Request for name of person/s who made statement to reporter
Request for name of person/s who made statement to reporter—refused under s 9(2)(ba)—‘newspaper rule’—name/s of informants went to very heart of the rule—no public interest considerations which outweighed need to withhold
This case concerned a decision by Radio New Zealand not to make available to a Board of Trustees the names of the person/s who made a statement to a reporter concerning the school resulting in a broadcast on the radio station.
Radio New Zealand had relied upon section 9(2)(ba) of the OIA to withhold the names, which states:
(2) … this section applies if, and only if, the withholding of the information is necessary to—
(ba) protect information which is subject to an obligation of confidence or which any person has been or could be compelled to provide under the authority of any enactment, where the making available of the information—

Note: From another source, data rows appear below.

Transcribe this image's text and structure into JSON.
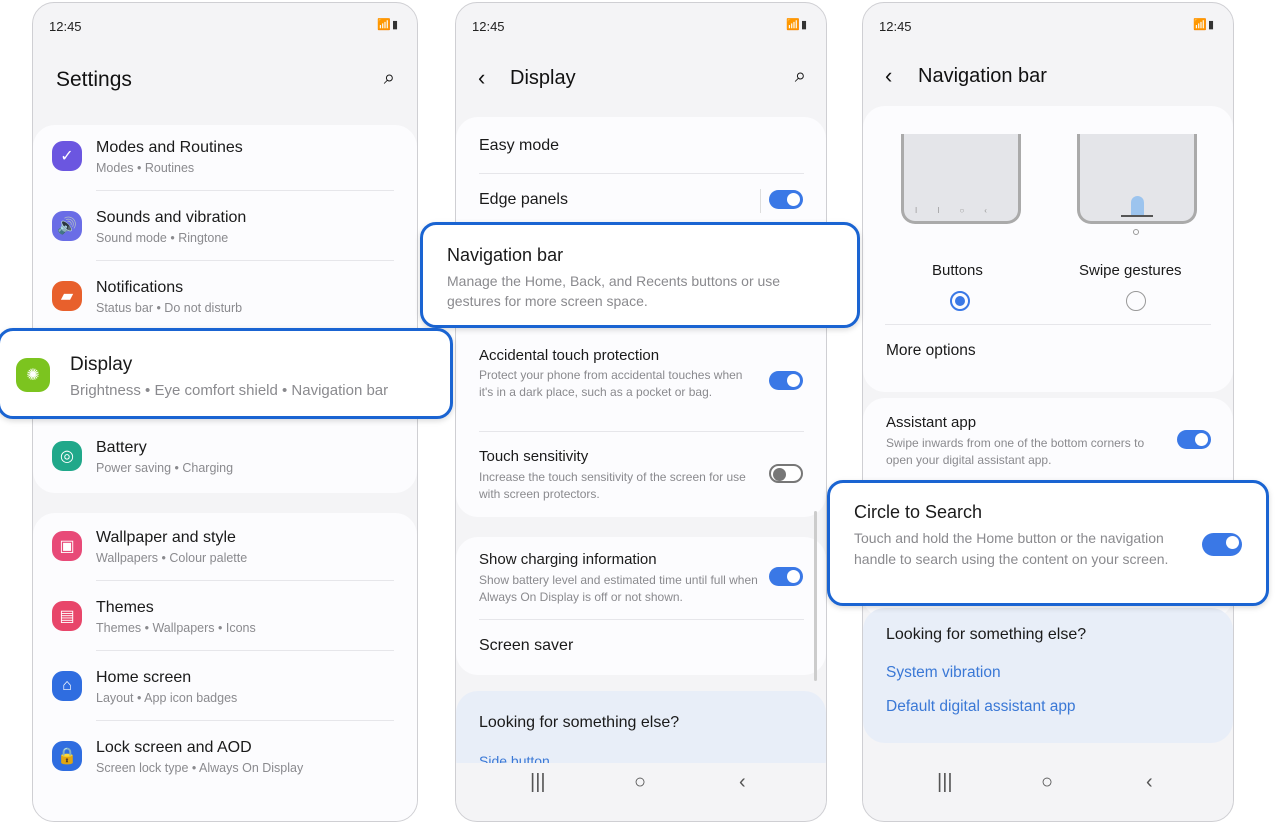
{
  "status_time": "12:45",
  "status_icons": "wifi-icon signal-icon battery-icon",
  "colors": {
    "accent": "#3a78e6",
    "highlight_border": "#1a64d2"
  },
  "settings": {
    "title": "Settings",
    "items": [
      {
        "label": "Modes and Routines",
        "sub": "Modes • Routines",
        "icon": "modes-icon",
        "color": "#6b56e0"
      },
      {
        "label": "Sounds and vibration",
        "sub": "Sound mode • Ringtone",
        "icon": "volume-icon",
        "color": "#6a6de6"
      },
      {
        "label": "Notifications",
        "sub": "Status bar • Do not disturb",
        "icon": "notification-icon",
        "color": "#e8602c"
      },
      {
        "label": "Display",
        "sub": "Brightness • Eye comfort shield • Navigation bar",
        "icon": "brightness-icon",
        "color": "#7cc41f"
      },
      {
        "label": "Battery",
        "sub": "Power saving • Charging",
        "icon": "battery-icon",
        "color": "#20a88a"
      },
      {
        "label": "Wallpaper and style",
        "sub": "Wallpapers • Colour palette",
        "icon": "wallpaper-icon",
        "color": "#e84a78"
      },
      {
        "label": "Themes",
        "sub": "Themes • Wallpapers • Icons",
        "icon": "themes-icon",
        "color": "#e8466a"
      },
      {
        "label": "Home screen",
        "sub": "Layout • App icon badges",
        "icon": "home-icon",
        "color": "#2f6de0"
      },
      {
        "label": "Lock screen and AOD",
        "sub": "Screen lock type • Always On Display",
        "icon": "lock-icon",
        "color": "#2f6de0"
      }
    ]
  },
  "display": {
    "title": "Display",
    "easy_mode": "Easy mode",
    "edge_panels": "Edge panels",
    "nav_bar": {
      "label": "Navigation bar",
      "desc": "Manage the Home, Back, and Recents buttons or use gestures for more screen space."
    },
    "accidental": {
      "label": "Accidental touch protection",
      "desc": "Protect your phone from accidental touches when it's in a dark place, such as a pocket or bag.",
      "on": true
    },
    "touch": {
      "label": "Touch sensitivity",
      "desc": "Increase the touch sensitivity of the screen for use with screen protectors.",
      "on": false
    },
    "charging": {
      "label": "Show charging information",
      "desc": "Show battery level and estimated time until full when Always On Display is off or not shown.",
      "on": true
    },
    "screen_saver": "Screen saver",
    "looking": "Looking for something else?",
    "side_button": "Side button"
  },
  "navigation": {
    "title": "Navigation bar",
    "buttons": "Buttons",
    "swipe": "Swipe gestures",
    "selected": "Buttons",
    "more_options": "More options",
    "assistant": {
      "label": "Assistant app",
      "desc": "Swipe inwards from one of the bottom corners to open your digital assistant app.",
      "on": true
    },
    "circle": {
      "label": "Circle to Search",
      "desc": "Touch and hold the Home button or the navigation handle to search using the content on your screen.",
      "on": true
    },
    "looking": "Looking for something else?",
    "links": [
      "System vibration",
      "Default digital assistant app"
    ]
  },
  "nav_keys": {
    "recents": "|||",
    "home": "○",
    "back": "‹"
  }
}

(i) would be likely to prejudice the supply of similar information, or information from the same source, and it is in the public interest that such information should continue to be supplied; or
(ii) would be likely otherwise to damage the public interest;
Radio New Zealand’s concerns seemed to fit most closely to subsection (ii) of that section. In its initial response to the Ombudsman, Radio NZ had this to say:
No journalist would reveal sources of information which has [sic] been given to him or her in confidence, and all news organisations including Radio New Zealand, would fully support a refusal to disclose such identity, under all circumstances.
This reflects the ‘newspaper rule’.
Given the comments made by Radio New Zealand and the judicial recognition of the ‘newspaper rule’, the Ombudsman had no option but to be satisfied that were the information to be made available it would be likely (meaning a real or substantial risk) to result in damage to the public interest, namely, the interest in the provision of credible news and current affairs coverage. The Ombudsman was also satisfied that the information being the name/s of informants went to the very heart of the rule and therefore it was necessary to withhold the information to prevent the prejudice to the public interest occurring.
In looking at whether there were any public interest considerations which outweighed the necessity to withhold the information, the Ombudsman recognised that any public interest would have to be strong. Section 10 of the Contempt of Court Act 1981 (UK) provides that:
No court may require a person to disclose ... the source of information contained in a publication for which he is responsible unless it is established to the satisfaction of the Court that disclosure is necessary in the interests of justice or national security or the prevention of disorder or crime.
The restrictive character of this section served to illustrate the importance of the public interest behind the newspaper rule.
The Ombudsman was not satisfied that there was a sufficient public interest which outweighed the need to withhold under section 9(2)(ba)(ii). She took into account the fact that:
the Board’s complaint to the Broadcasting Standards Authority relating to the radio item was upheld;
the broadcast of the news item breached standard 1.1(i) of the Radio Code of Broadcasting Practice; and
an official apology was broadcast on radio.
In the above investigation the Ombudsman considered arguments for withholding, advanced in respect of both section 9(2)(ba)(i) and section 9(2)(ba)(ii). The Ombudsman’s final opinion accepted that section 9(2)(ba)(ii) applied. However, since that investigation was completed the Ombudsmen have re-examined the general issue of disclosure of journalists’ sources. On a general level, the Ombudsmen now consider that section 9(2)(ba)(i) is more likely to be the appropriate reason for refusal of a request for journalists’ sources where withholding of such information is necessary.
This case note is published under the authority of the Ombudsmen Rules 1989. It sets out an Ombudsman’s view on the facts of a particular case. It should not be taken as establishing any legal precedent that would bind an Ombudsman in future.